THE TASK. An exact copy of each line below is needed, with no images in it.

Interface dataset entries:
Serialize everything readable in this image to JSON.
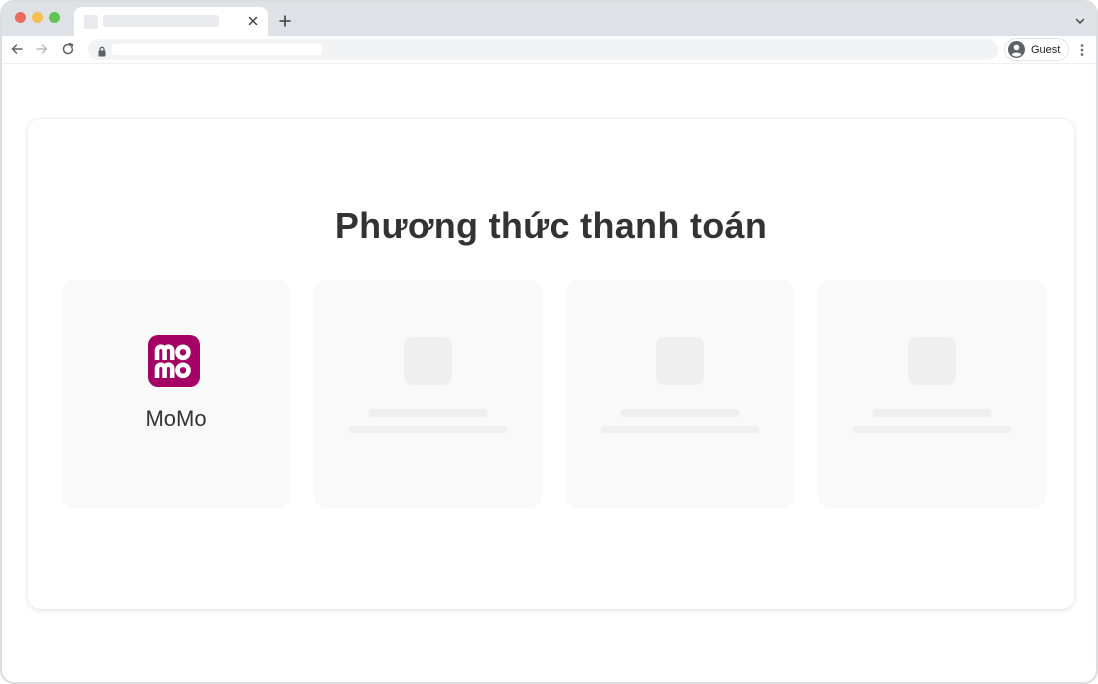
{
  "browser": {
    "profile_label": "Guest",
    "icons": {
      "close": "close-icon",
      "new_tab": "plus-icon",
      "tab_menu": "chevron-down-icon",
      "back": "arrow-left-icon",
      "forward": "arrow-right-icon",
      "reload": "reload-icon",
      "lock": "lock-icon",
      "avatar": "person-icon",
      "menu": "kebab-icon"
    }
  },
  "page": {
    "title": "Phương thức thanh toán",
    "methods": [
      {
        "name": "MoMo",
        "logo_text": "momo",
        "logo_color": "#a50064",
        "loaded": true
      },
      {
        "loaded": false
      },
      {
        "loaded": false
      },
      {
        "loaded": false
      }
    ]
  }
}
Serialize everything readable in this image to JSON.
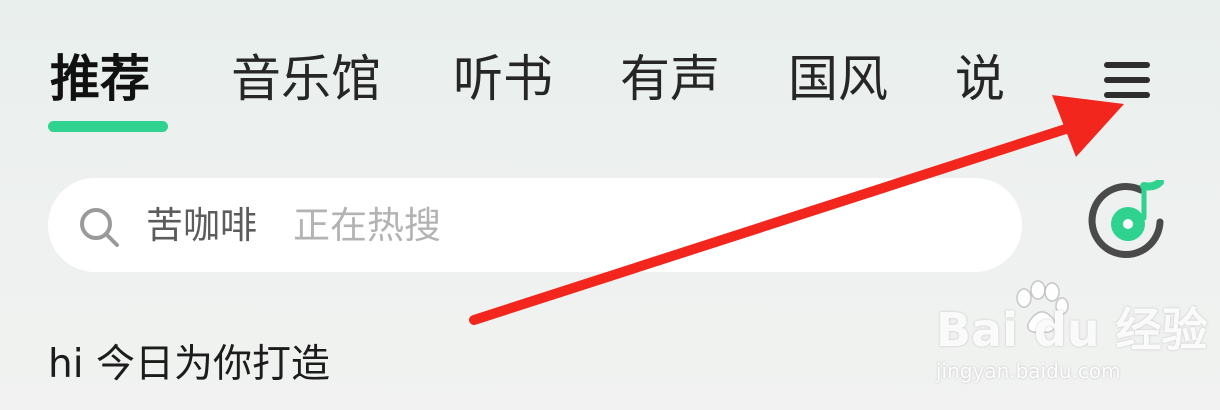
{
  "tabs": [
    {
      "label": "推荐",
      "active": true
    },
    {
      "label": "音乐馆"
    },
    {
      "label": "听书"
    },
    {
      "label": "有声"
    },
    {
      "label": "国风"
    },
    {
      "label": "说"
    }
  ],
  "search": {
    "hot_term": "苦咖啡",
    "hot_hint": "正在热搜"
  },
  "greeting": "hi 今日为你打造",
  "watermark": {
    "logo_text": "Bai du 经验",
    "url": "jingyan.baidu.com"
  },
  "colors": {
    "accent": "#2fd28f",
    "arrow": "#f2261c"
  },
  "icons": {
    "menu": "hamburger-menu-icon",
    "search": "search-icon",
    "music": "music-disc-icon"
  }
}
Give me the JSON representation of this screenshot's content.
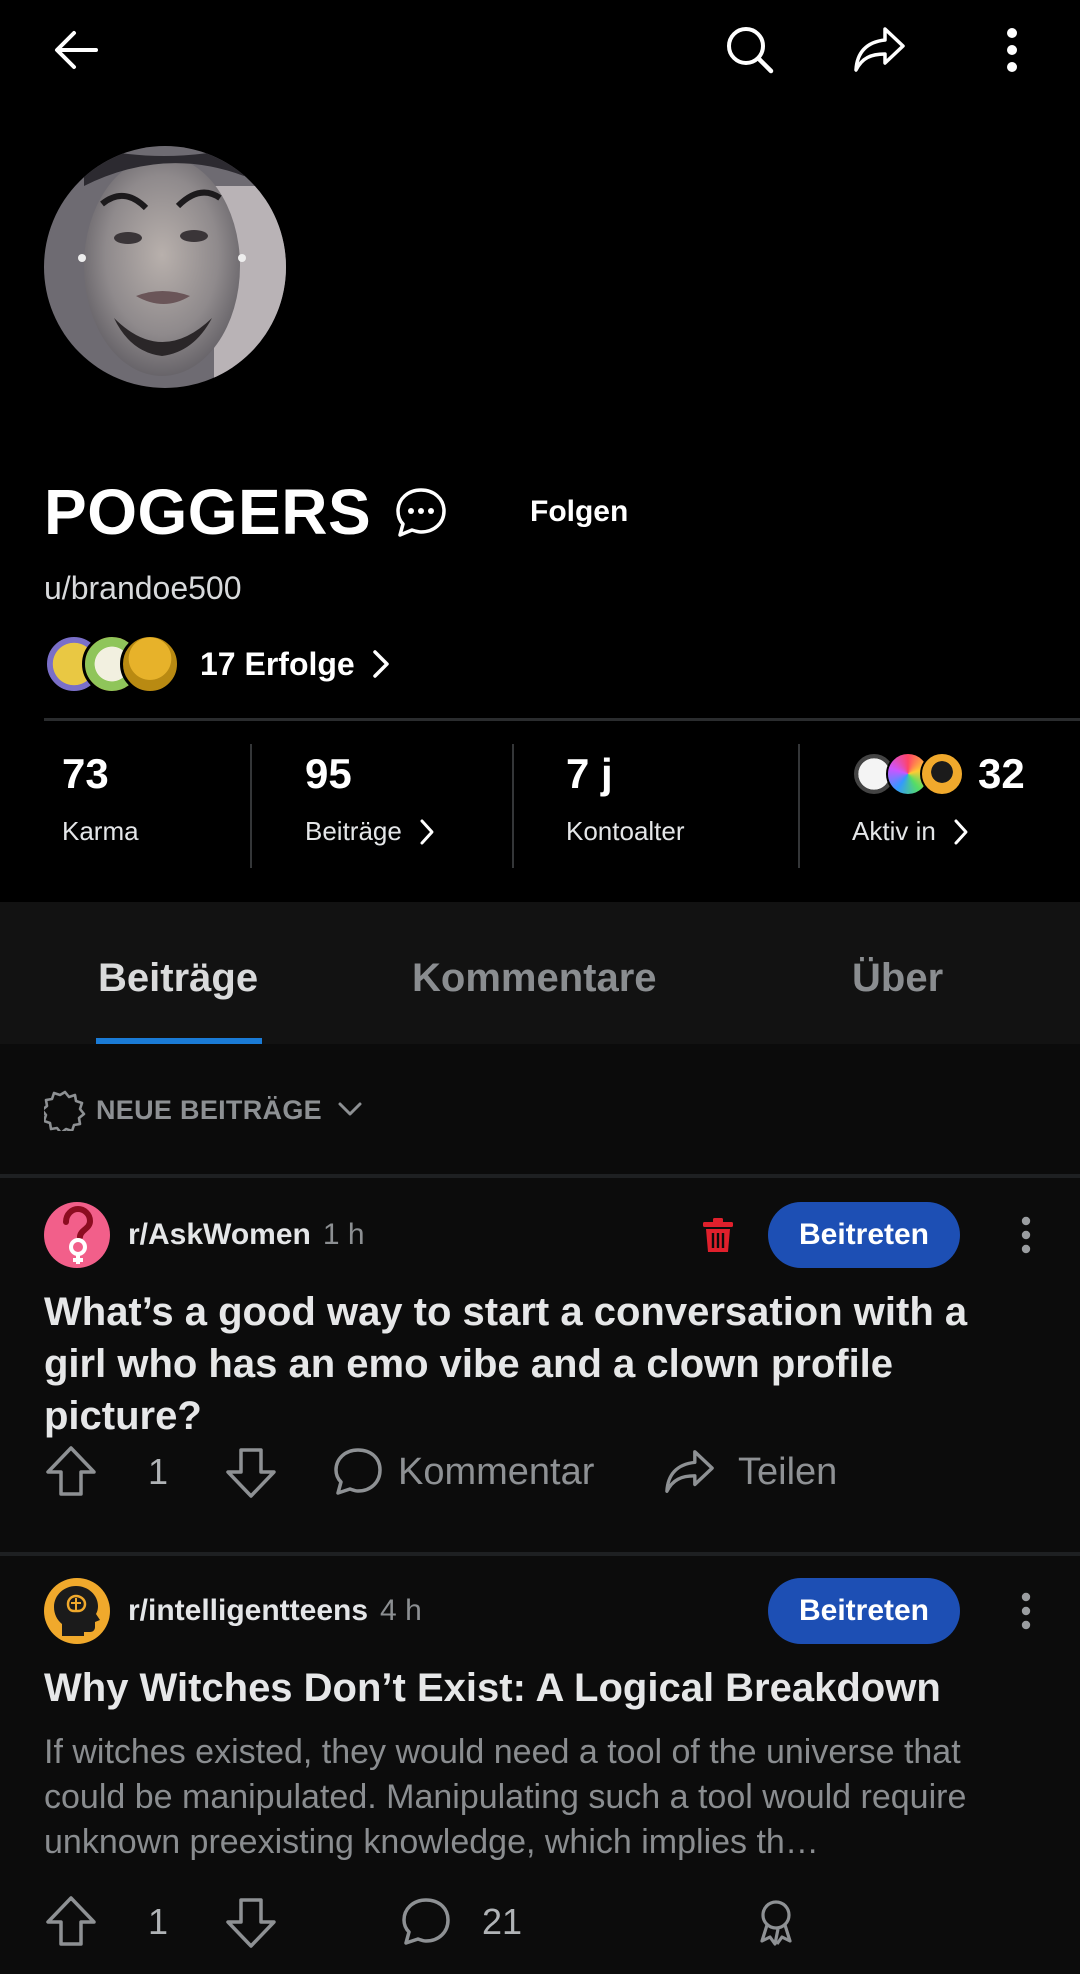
{
  "profile": {
    "display_name": "POGGERS",
    "username": "u/brandoe500",
    "follow_label": "Folgen",
    "achievements_label": "17 Erfolge"
  },
  "stats": {
    "karma": {
      "value": "73",
      "label": "Karma"
    },
    "posts": {
      "value": "95",
      "label": "Beiträge"
    },
    "age": {
      "value": "7 j",
      "label": "Kontoalter"
    },
    "active": {
      "value": "32",
      "label": "Aktiv in"
    }
  },
  "tabs": [
    {
      "label": "Beiträge",
      "active": true
    },
    {
      "label": "Kommentare",
      "active": false
    },
    {
      "label": "Über",
      "active": false
    }
  ],
  "sort": {
    "label": "NEUE BEITRÄGE"
  },
  "posts": [
    {
      "subreddit": "r/AskWomen",
      "time": "1 h",
      "join_label": "Beitreten",
      "title": "What’s a good way to start a conversation with a girl who has an emo vibe and a clown profile picture?",
      "votes": "1",
      "comment_label": "Kommentar",
      "share_label": "Teilen"
    },
    {
      "subreddit": "r/intelligentteens",
      "time": "4 h",
      "join_label": "Beitreten",
      "title": "Why Witches Don’t Exist: A Logical Breakdown",
      "body": "If witches existed, they would need a tool of the universe that could be manipulated. Manipulating such a tool would require unknown preexisting knowledge, which implies th…",
      "votes": "1",
      "comments": "21"
    }
  ],
  "colors": {
    "accent_blue": "#1d4fb4",
    "tab_indicator": "#1a7bd6",
    "delete_red": "#e0202c"
  }
}
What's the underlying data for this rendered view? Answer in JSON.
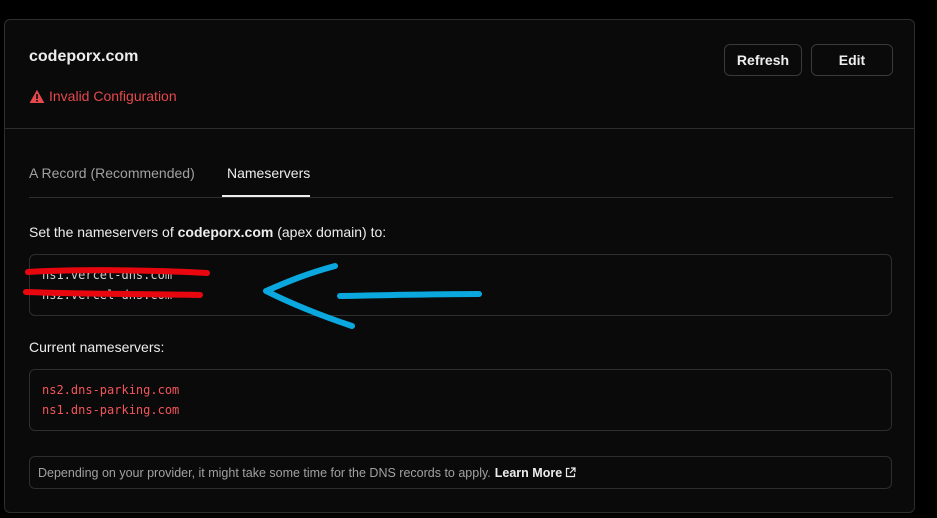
{
  "domain": {
    "title": "codeporx.com"
  },
  "status": {
    "text": "Invalid Configuration",
    "icon": "warning-triangle-icon",
    "color": "#e5484d"
  },
  "buttons": {
    "refresh": "Refresh",
    "edit": "Edit"
  },
  "tabs": [
    {
      "label": "A Record (Recommended)",
      "active": false
    },
    {
      "label": "Nameservers",
      "active": true
    }
  ],
  "instruction": {
    "prefix": "Set the nameservers of ",
    "domain": "codeporx.com",
    "suffix": " (apex domain) to:"
  },
  "target_nameservers": [
    "ns1.vercel-dns.com",
    "ns2.vercel-dns.com"
  ],
  "current_nameservers": {
    "label": "Current nameservers:",
    "values": [
      "ns2.dns-parking.com",
      "ns1.dns-parking.com"
    ]
  },
  "note": {
    "text": "Depending on your provider, it might take some time for the DNS records to apply.",
    "link": "Learn More",
    "link_icon": "external-link-icon"
  },
  "annotations": {
    "strike_color": "#e8070e",
    "arrow_color": "#0aa8de"
  }
}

ANSWER SPACE.
Serialize everything readable in this image to JSON.
{
  "browser": {
    "profile_label": "Guest",
    "icons": {
      "close": "close-icon",
      "new_tab": "plus-icon",
      "tab_menu": "chevron-down-icon",
      "back": "arrow-left-icon",
      "forward": "arrow-right-icon",
      "reload": "reload-icon",
      "lock": "lock-icon",
      "avatar": "person-icon",
      "menu": "kebab-icon"
    }
  },
  "page": {
    "title": "Phương thức thanh toán",
    "methods": [
      {
        "name": "MoMo",
        "logo_text": "momo",
        "logo_color": "#a50064",
        "loaded": true
      },
      {
        "loaded": false
      },
      {
        "loaded": false
      },
      {
        "loaded": false
      }
    ]
  }
}
Serialize everything readable in this image to JSON.
{
  "tabs": [
    {
      "label": "推荐",
      "active": true
    },
    {
      "label": "音乐馆"
    },
    {
      "label": "听书"
    },
    {
      "label": "有声"
    },
    {
      "label": "国风"
    },
    {
      "label": "说"
    }
  ],
  "search": {
    "hot_term": "苦咖啡",
    "hot_hint": "正在热搜"
  },
  "greeting": "hi 今日为你打造",
  "watermark": {
    "logo_text": "Bai du 经验",
    "url": "jingyan.baidu.com"
  },
  "colors": {
    "accent": "#2fd28f",
    "arrow": "#f2261c"
  },
  "icons": {
    "menu": "hamburger-menu-icon",
    "search": "search-icon",
    "music": "music-disc-icon"
  }
}
Give me the JSON representation of this screenshot's content.
{
  "profile": {
    "display_name": "POGGERS",
    "username": "u/brandoe500",
    "follow_label": "Folgen",
    "achievements_label": "17 Erfolge"
  },
  "stats": {
    "karma": {
      "value": "73",
      "label": "Karma"
    },
    "posts": {
      "value": "95",
      "label": "Beiträge"
    },
    "age": {
      "value": "7 j",
      "label": "Kontoalter"
    },
    "active": {
      "value": "32",
      "label": "Aktiv in"
    }
  },
  "tabs": [
    {
      "label": "Beiträge",
      "active": true
    },
    {
      "label": "Kommentare",
      "active": false
    },
    {
      "label": "Über",
      "active": false
    }
  ],
  "sort": {
    "label": "NEUE BEITRÄGE"
  },
  "posts": [
    {
      "subreddit": "r/AskWomen",
      "time": "1 h",
      "join_label": "Beitreten",
      "title": "What’s a good way to start a conversation with a girl who has an emo vibe and a clown profile picture?",
      "votes": "1",
      "comment_label": "Kommentar",
      "share_label": "Teilen"
    },
    {
      "subreddit": "r/intelligentteens",
      "time": "4 h",
      "join_label": "Beitreten",
      "title": "Why Witches Don’t Exist: A Logical Breakdown",
      "body": "If witches existed, they would need a tool of the universe that could be manipulated. Manipulating such a tool would require unknown preexisting knowledge, which implies th…",
      "votes": "1",
      "comments": "21"
    }
  ],
  "colors": {
    "accent_blue": "#1d4fb4",
    "tab_indicator": "#1a7bd6",
    "delete_red": "#e0202c"
  }
}
What's the underlying data for this rendered view? Answer in JSON.
{
  "domain": {
    "title": "codeporx.com"
  },
  "status": {
    "text": "Invalid Configuration",
    "icon": "warning-triangle-icon",
    "color": "#e5484d"
  },
  "buttons": {
    "refresh": "Refresh",
    "edit": "Edit"
  },
  "tabs": [
    {
      "label": "A Record (Recommended)",
      "active": false
    },
    {
      "label": "Nameservers",
      "active": true
    }
  ],
  "instruction": {
    "prefix": "Set the nameservers of ",
    "domain": "codeporx.com",
    "suffix": " (apex domain) to:"
  },
  "target_nameservers": [
    "ns1.vercel-dns.com",
    "ns2.vercel-dns.com"
  ],
  "current_nameservers": {
    "label": "Current nameservers:",
    "values": [
      "ns2.dns-parking.com",
      "ns1.dns-parking.com"
    ]
  },
  "note": {
    "text": "Depending on your provider, it might take some time for the DNS records to apply.",
    "link": "Learn More",
    "link_icon": "external-link-icon"
  },
  "annotations": {
    "strike_color": "#e8070e",
    "arrow_color": "#0aa8de"
  }
}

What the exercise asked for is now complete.